random acts of kindness

I was dragging myself back from the store on yet another relentlessly hot, humid afternoon. I had a slight headache, and I was tired in the soul-deep way only three months of hideous summer can make me.

Hi, said a cheery little voice.

I was walking past a kindergarten. Sometimes the little children stand at the gate and try to engage with passersby. I didn't want to say hi. I was too tired, too hot. I just wanted to get home. But I turned my head, smiled, and waved a finger. It was such a small thing, but it felt like a lot to do - heaving myself up out of my focus, into the heat of the afternoon, to engage with a stranger.

Hi, I said to the little girl dressed as a princess. She was sheer, holy radiance in dark skin and a blue dress. She took my smile very simply, and then danced around to say hi to the next person. Grinning, I walked home.

The heat was still awful. My headache still hurt. But I knew I had contributed my little bit towards helping that girl grow up believing this is a good world. That made me feel better about myself.

There are many wonderful stories of kindness, goodness, and charity in the world. Even before the hideously Hollywoodised notion of "pay it forward" became popular (and I don't like it - real kindness does not expect any reward, not even an unselfish one) people have been doing good.

Because people are mostly good.

It's hard to believe that sometimes when all we see is horror in the media. But I know it to be true. People are mostly good.

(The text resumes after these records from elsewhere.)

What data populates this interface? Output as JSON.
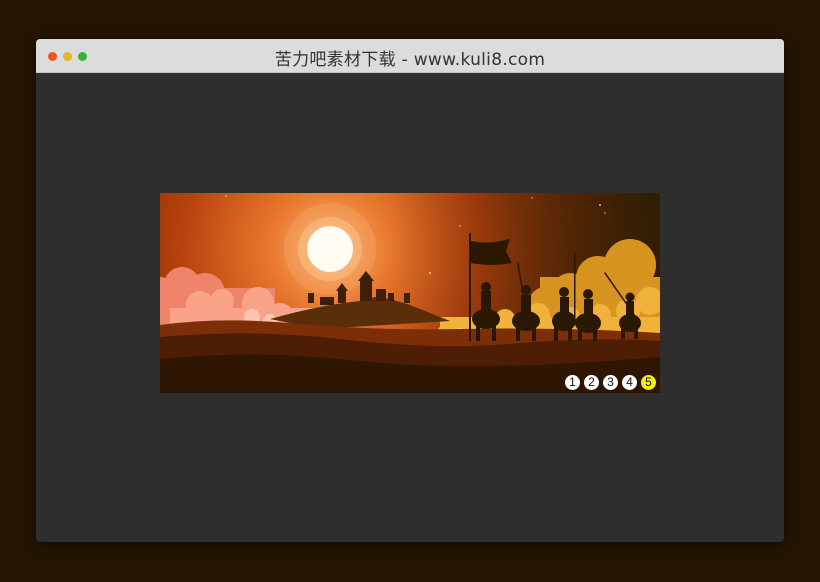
{
  "window": {
    "title": "苦力吧素材下载 - www.kuli8.com",
    "traffic_lights": {
      "close": "#f2541b",
      "minimize": "#e6b424",
      "maximize": "#39b33a"
    }
  },
  "slider": {
    "image_description_icon": "sunset-castle-riders-illustration",
    "pager": [
      {
        "label": "1",
        "active": false
      },
      {
        "label": "2",
        "active": false
      },
      {
        "label": "3",
        "active": false
      },
      {
        "label": "4",
        "active": false
      },
      {
        "label": "5",
        "active": true
      }
    ],
    "colors": {
      "active_dot": "#f5f00a",
      "inactive_dot": "#ffffff"
    }
  }
}
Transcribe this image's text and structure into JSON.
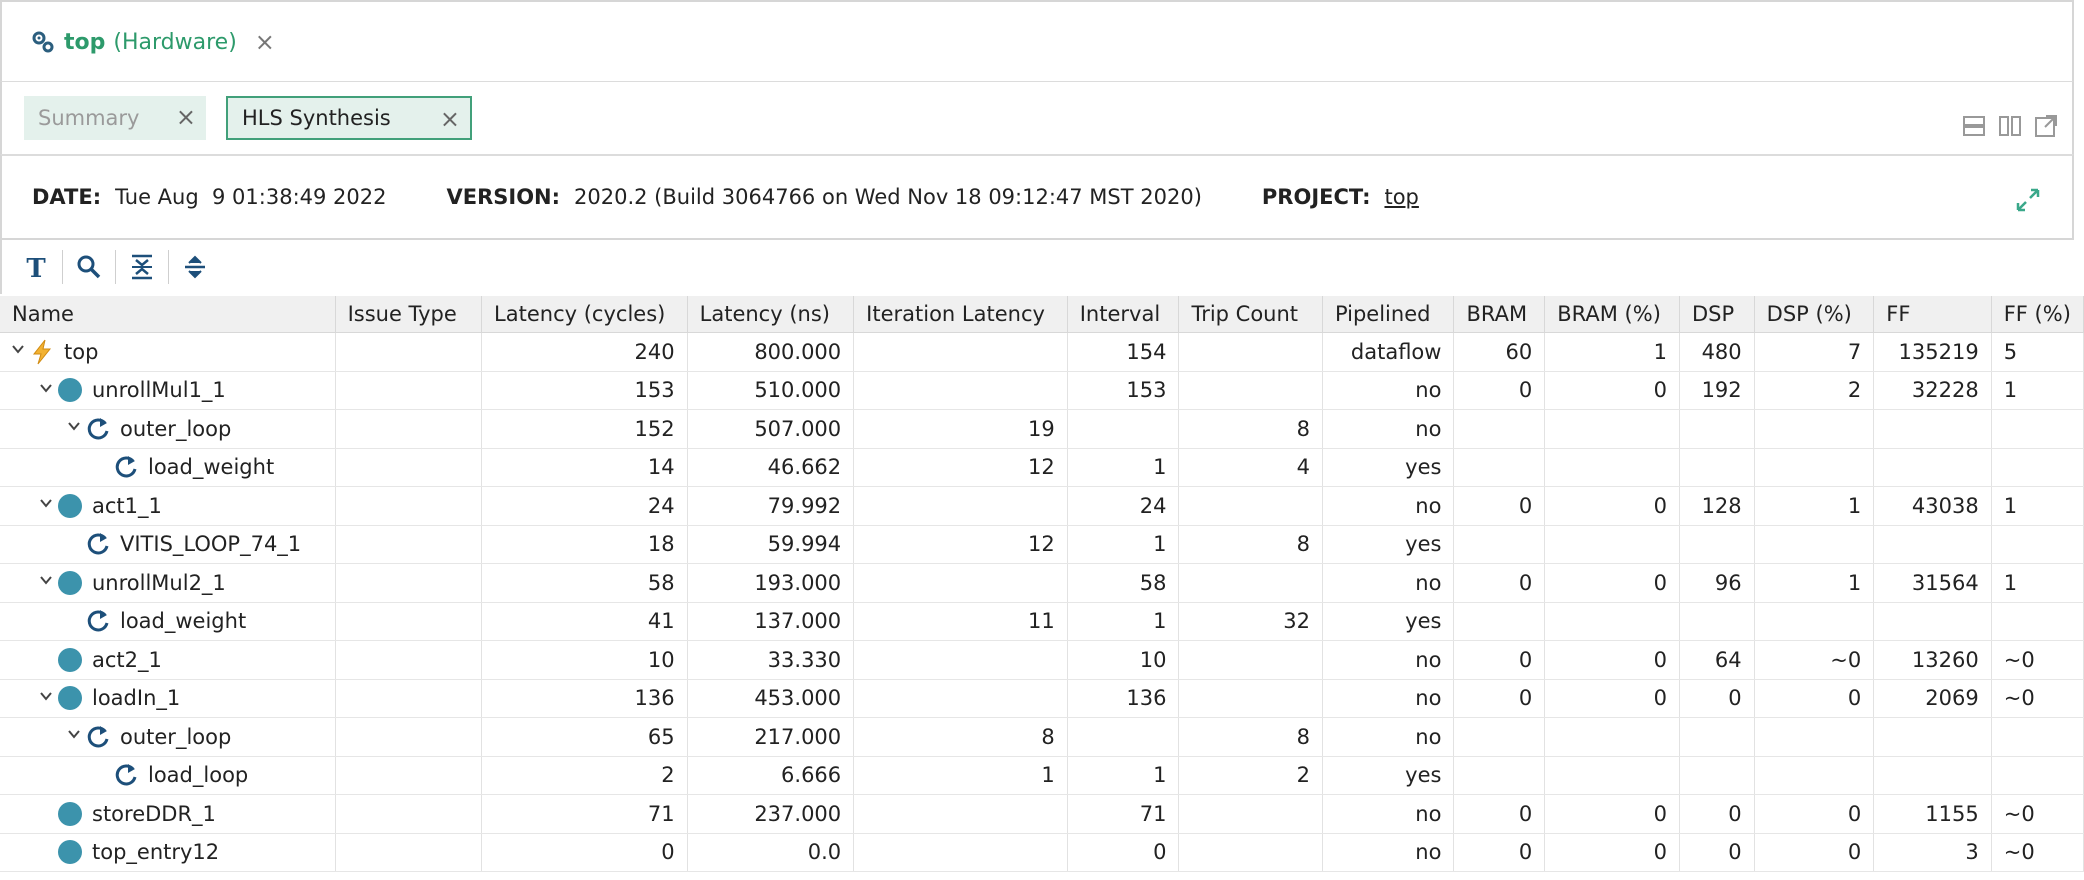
{
  "editor_tab": {
    "name": "top",
    "subtitle": "(Hardware)",
    "close": "×"
  },
  "subtabs": [
    {
      "label": "Summary",
      "close": "×"
    },
    {
      "label": "HLS Synthesis",
      "close": "×"
    }
  ],
  "info": {
    "date_label": "DATE:",
    "date_value": "Tue Aug  9 01:38:49 2022",
    "version_label": "VERSION:",
    "version_value": "2020.2 (Build 3064766 on Wed Nov 18 09:12:47 MST 2020)",
    "project_label": "PROJECT:",
    "project_value": "top"
  },
  "toolbar_icons": [
    "text-format-icon",
    "search-icon",
    "collapse-all-icon",
    "expand-all-icon"
  ],
  "columns": [
    "Name",
    "Issue Type",
    "Latency (cycles)",
    "Latency (ns)",
    "Iteration Latency",
    "Interval",
    "Trip Count",
    "Pipelined",
    "BRAM",
    "BRAM (%)",
    "DSP",
    "DSP (%)",
    "FF",
    "FF (%)"
  ],
  "rows": [
    {
      "level": 0,
      "toggle": "v",
      "icon": "bolt",
      "name": "top",
      "cells": [
        "",
        "240",
        "800.000",
        "",
        "154",
        "",
        "dataflow",
        "60",
        "1",
        "480",
        "7",
        "135219",
        "5"
      ]
    },
    {
      "level": 1,
      "toggle": "v",
      "icon": "dot",
      "name": "unrollMul1_1",
      "cells": [
        "",
        "153",
        "510.000",
        "",
        "153",
        "",
        "no",
        "0",
        "0",
        "192",
        "2",
        "32228",
        "1"
      ]
    },
    {
      "level": 2,
      "toggle": "v",
      "icon": "loop",
      "name": "outer_loop",
      "cells": [
        "",
        "152",
        "507.000",
        "19",
        "",
        "8",
        "no",
        "",
        "",
        "",
        "",
        "",
        ""
      ]
    },
    {
      "level": 3,
      "toggle": "",
      "icon": "loop",
      "name": "load_weight",
      "cells": [
        "",
        "14",
        "46.662",
        "12",
        "1",
        "4",
        "yes",
        "",
        "",
        "",
        "",
        "",
        ""
      ]
    },
    {
      "level": 1,
      "toggle": "v",
      "icon": "dot",
      "name": "act1_1",
      "cells": [
        "",
        "24",
        "79.992",
        "",
        "24",
        "",
        "no",
        "0",
        "0",
        "128",
        "1",
        "43038",
        "1"
      ]
    },
    {
      "level": 2,
      "toggle": "",
      "icon": "loop",
      "name": "VITIS_LOOP_74_1",
      "cells": [
        "",
        "18",
        "59.994",
        "12",
        "1",
        "8",
        "yes",
        "",
        "",
        "",
        "",
        "",
        ""
      ]
    },
    {
      "level": 1,
      "toggle": "v",
      "icon": "dot",
      "name": "unrollMul2_1",
      "cells": [
        "",
        "58",
        "193.000",
        "",
        "58",
        "",
        "no",
        "0",
        "0",
        "96",
        "1",
        "31564",
        "1"
      ]
    },
    {
      "level": 2,
      "toggle": "",
      "icon": "loop",
      "name": "load_weight",
      "cells": [
        "",
        "41",
        "137.000",
        "11",
        "1",
        "32",
        "yes",
        "",
        "",
        "",
        "",
        "",
        ""
      ]
    },
    {
      "level": 1,
      "toggle": "",
      "icon": "dot",
      "name": "act2_1",
      "cells": [
        "",
        "10",
        "33.330",
        "",
        "10",
        "",
        "no",
        "0",
        "0",
        "64",
        "~0",
        "13260",
        "~0"
      ]
    },
    {
      "level": 1,
      "toggle": "v",
      "icon": "dot",
      "name": "loadIn_1",
      "cells": [
        "",
        "136",
        "453.000",
        "",
        "136",
        "",
        "no",
        "0",
        "0",
        "0",
        "0",
        "2069",
        "~0"
      ]
    },
    {
      "level": 2,
      "toggle": "v",
      "icon": "loop",
      "name": "outer_loop",
      "cells": [
        "",
        "65",
        "217.000",
        "8",
        "",
        "8",
        "no",
        "",
        "",
        "",
        "",
        "",
        ""
      ]
    },
    {
      "level": 3,
      "toggle": "",
      "icon": "loop",
      "name": "load_loop",
      "cells": [
        "",
        "2",
        "6.666",
        "1",
        "1",
        "2",
        "yes",
        "",
        "",
        "",
        "",
        "",
        ""
      ]
    },
    {
      "level": 1,
      "toggle": "",
      "icon": "dot",
      "name": "storeDDR_1",
      "cells": [
        "",
        "71",
        "237.000",
        "",
        "71",
        "",
        "no",
        "0",
        "0",
        "0",
        "0",
        "1155",
        "~0"
      ]
    },
    {
      "level": 1,
      "toggle": "",
      "icon": "dot",
      "name": "top_entry12",
      "cells": [
        "",
        "0",
        "0.0",
        "",
        "0",
        "",
        "no",
        "0",
        "0",
        "0",
        "0",
        "3",
        "~0"
      ]
    }
  ]
}
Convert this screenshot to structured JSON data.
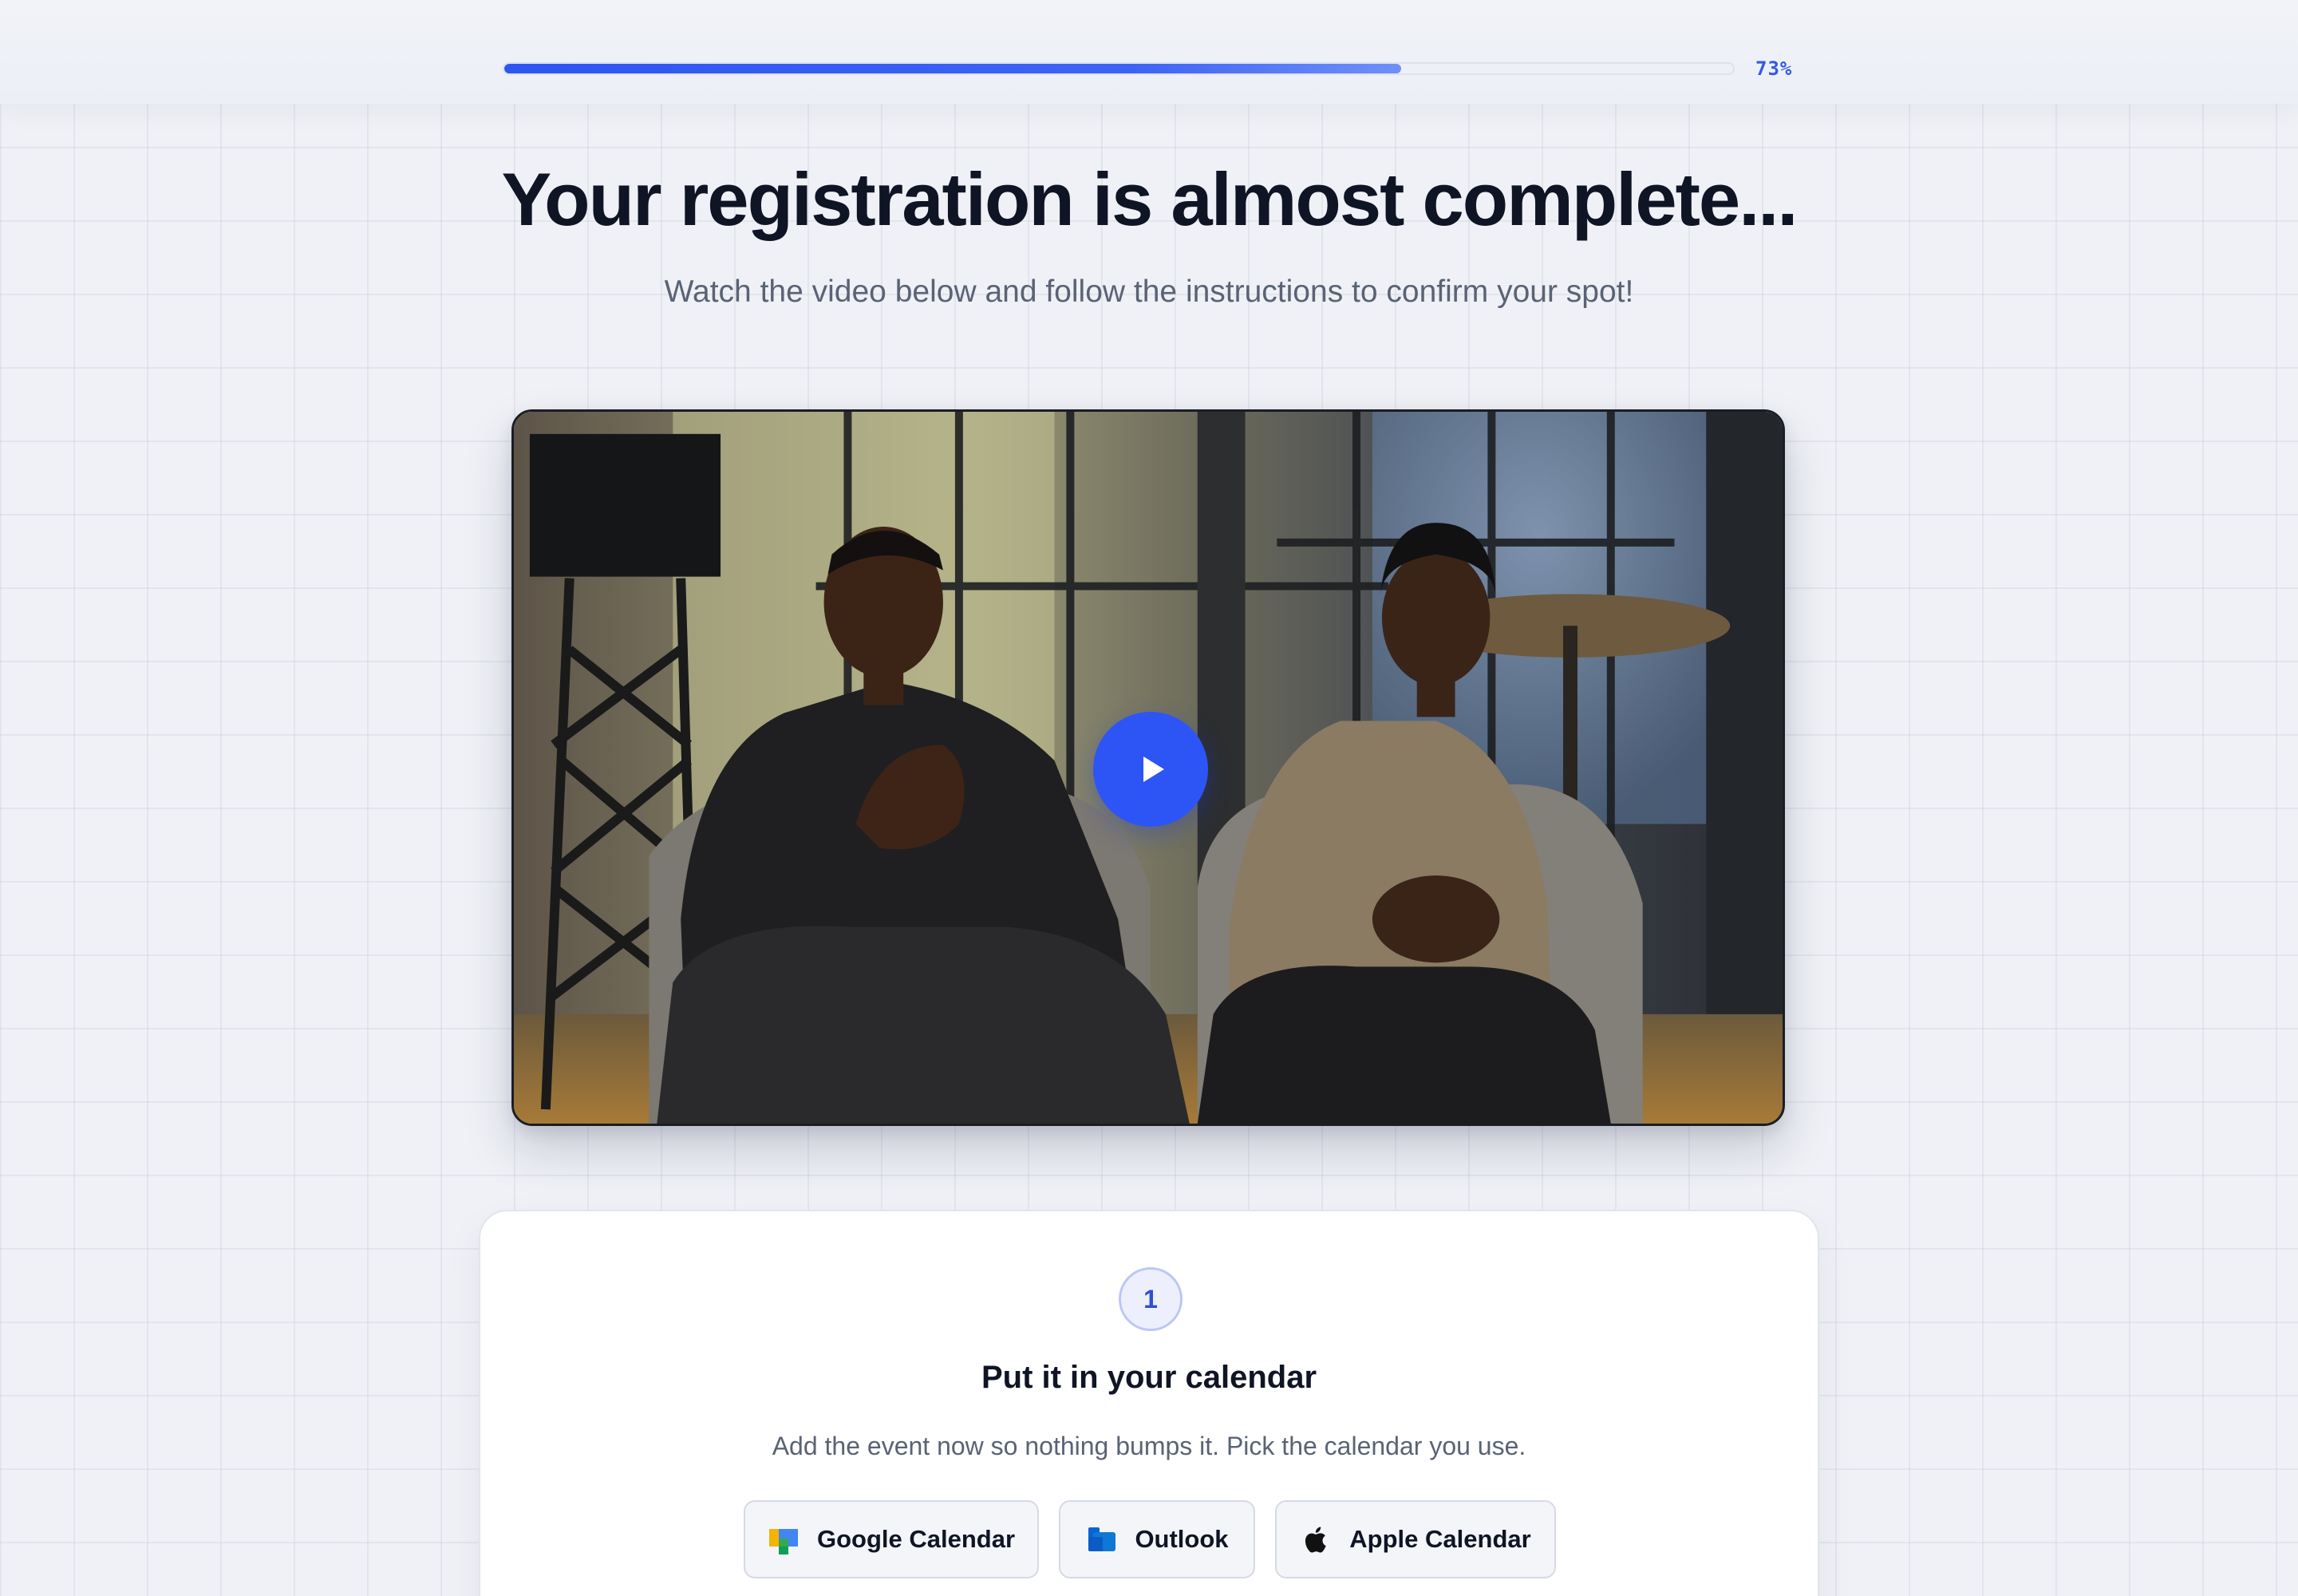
{
  "progress": {
    "value": 0.73,
    "label": "73%"
  },
  "hero": {
    "title": "Your registration is almost complete...",
    "subtitle": "Watch the video below and follow the instructions to confirm your spot!"
  },
  "video": {
    "play_icon": "play-icon"
  },
  "step": {
    "number": "1",
    "title": "Put it in your calendar",
    "description": "Add the event now so nothing bumps it. Pick the calendar you use.",
    "buttons": [
      {
        "label": "Google Calendar",
        "icon": "google-calendar-icon"
      },
      {
        "label": "Outlook",
        "icon": "outlook-icon"
      },
      {
        "label": "Apple Calendar",
        "icon": "apple-icon"
      }
    ]
  },
  "colors": {
    "accent": "#2d55f5",
    "heading": "#0f1525",
    "muted": "#5a6375",
    "background": "#eff1f6"
  }
}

People are also tired. They are hot, or worn out with snow and cold. They have financial stresses, or are worried about something going on at work. They fought with their wife that morning and regret it. They have toothache. They're scared. They're lonely. They're overwhelmed with all the noise. People are fragile. Sometimes a smile is all they can give. Sometimes not even that - but you never know what's occuring inside. A child says hello and they just walk past. But maybe that sweet innocence kisses their heart very gently, and maybe in a hour's time they are patient with someone on the phone, or they thank a checkout operator, or hug their wife.

Even the smallest kindness can do the greatest good.

A woman said in response to a story of kindness, "I want to do something like this, but I never see any opportunity." I wished I could tell her that every moment is full of opportunities for goodness ...

Let someone else go first.
Thank a checkout operator.
Wish the call centre representative a good day.
Plant alyssum for the sake of bees.
Buy free range eggs even if they cost a little more.
Be excited when you see (a little girl dressed as) a fairy.
Say good morning when you pass your neighbour at their gate.
Use clear fonts on your weblog for the sake of short-sighted readers.
Walk to the store instead of driving.
Tell your children how proud you are of their good acts.
Phone your grandmother.
See the homeless man.
Accept the kindness.
Laugh at the stupid joke.
Just honestly and quietly smile.


  1. Beautiful and true. Oh, it is so very hard to live this way lately as many of us walk through life wearing our battle armour, but I've witnessed this beauty everyday, since The Bard lives this way. (he says it is the only way.) Funny, it's so rare now to be kind that things tend to run smoothly for him, simply because of his manner - just another perk to living gently.

  2. sometimes I think rudeness is unkindness but if I really take the time, those rude people are probably not as rude as I think but it's not something I can think of when my own problems gets in the way of seeing that person. but you are right. people are generally good. I mean, I wish I could see that sometimes but I do try to be kind even if just holding doors for someone.

    hope you have a good day.

  3. I like your new look. I always like your new looks! :)

  4. Thank you Amy. And thank you Aine and Lissa for your much appreciated comments.

  5. I love your photo--a china bowl/teacup full of blossoms, so lovely!

    I love your post, too. This morning it occurred to me that kindness can also come in the form of not doing something, such as not complaining, or not burdening others with our problems, or not taking the best ___ (food, seat, etc.) for ourselves.

  6. I’m glad it was useful to me. Thanks for your work.